Since many of us are starting our seeds and getting the gardening itch – I figured I would re-post this. I get asked a lot about how to start sweet potatoes, so here it is.
Originally posted on July 20, 2011.
Last year was the first time that I had ever planted sweet potatoes in my garden. I came across the plants in one of the local garden stores in the area – so I decided why not. My daughter loves sweet potatoes and would eat them a every meal if she could!
I did some reading up on the plant, finding out sun exposure, watering, etc and then in the ground they went. I was not sure when to harvest, one book said before the first frost, another I read said when the leaves start to turn. So what did I do? I winged it. I figured they had been in the ground producing for about 4 months – so I dug them up. They were beautiful, a wonderful orange color and ranging in size and shape from small finger like to very large oblong ones.
Next was the curing process, hmm – all that I had read was to let them cure on the ground for several hours after harvesting. I did not know how I was supposed to know if they had cured enough, would be good to eat and would last thru the winter. Again, I winged it. I let them cure in the sun for about 3 days, taking them in at night. Whether or not I followed the proper protocol didn’t matter because these were the most delicious sweet potatoes I had ever tasted and the deep orange color was simply amazing. I must have done something right because for 3 years my neighbor has continuously told me that everything I have planted in my post card sized yard would not work. When I harvested my sweet potatoes I called him over and he finally said that I was a gardener and he wanted to try one -he loved it and asked for more!
I planted about 12 plants and harvested an apple bushel sized bag, which by the way is a great storage bag for the potatoes. We had potatoes throughout the winter, with some left over come spring.
With such success, I of course wanted to plant them again this year, but never could find any plants at any of the garden stores. Back to the books I went trying to figure out how to propagate the plant from the tuber and was not really “getting it”and then in the mail came my favorite magazine Mother Earth News and there was an article in there about growing sweet potatoes in the north. Ask and you will receive.
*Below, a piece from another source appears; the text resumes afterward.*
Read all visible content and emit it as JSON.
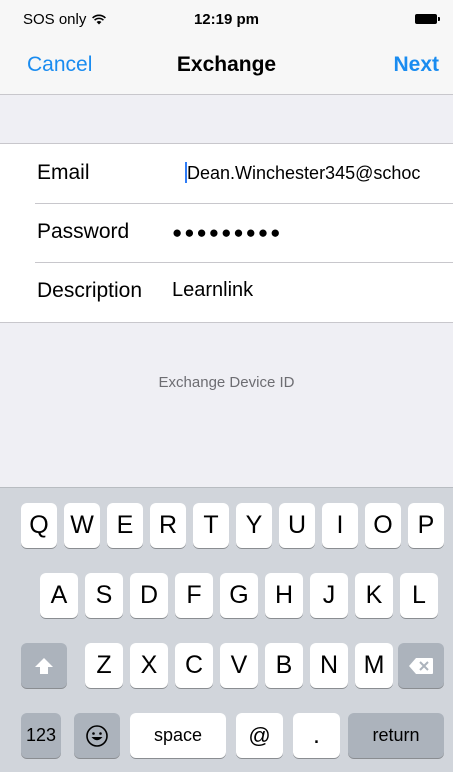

I pulled out the bag of potatoes and some had already started to vine. I took the ones that had already started vining and added a few more to a shallow baking dish filled with water, sat them in the sun and about 2 weeks later I had enough vines to put in the garden! After breaking the vines off the potatoes I thru the potatoes into the compost, not sure how they would taste after sitting in water for 2 weeks and vining.
Then into the garden they went. I am fortunate to have a neighbor, same one as mentioned above, that has a much larger piece of land for his garden and he gave me space to grow the sweet potatoes.
Remember that I put the water-logged sweet potato into the compost? I think you can guess what happened in there…several weeks later I had about 40 or so vines growing and no more room to plant them. I needed to find a home for them and I am happy to report that yesterday I found a home for many of them.
Sweet potatoes are yummy all by themselves, but we also enjoy them as sweet potato fries, chips, in zucchini pancakes and the other day I found this recipe for sweet potato hummus – can’t wait to try it!http://www.organicauthority.com/mojo-foods/6-sensational-hummus-flavor-combinations-recipes.html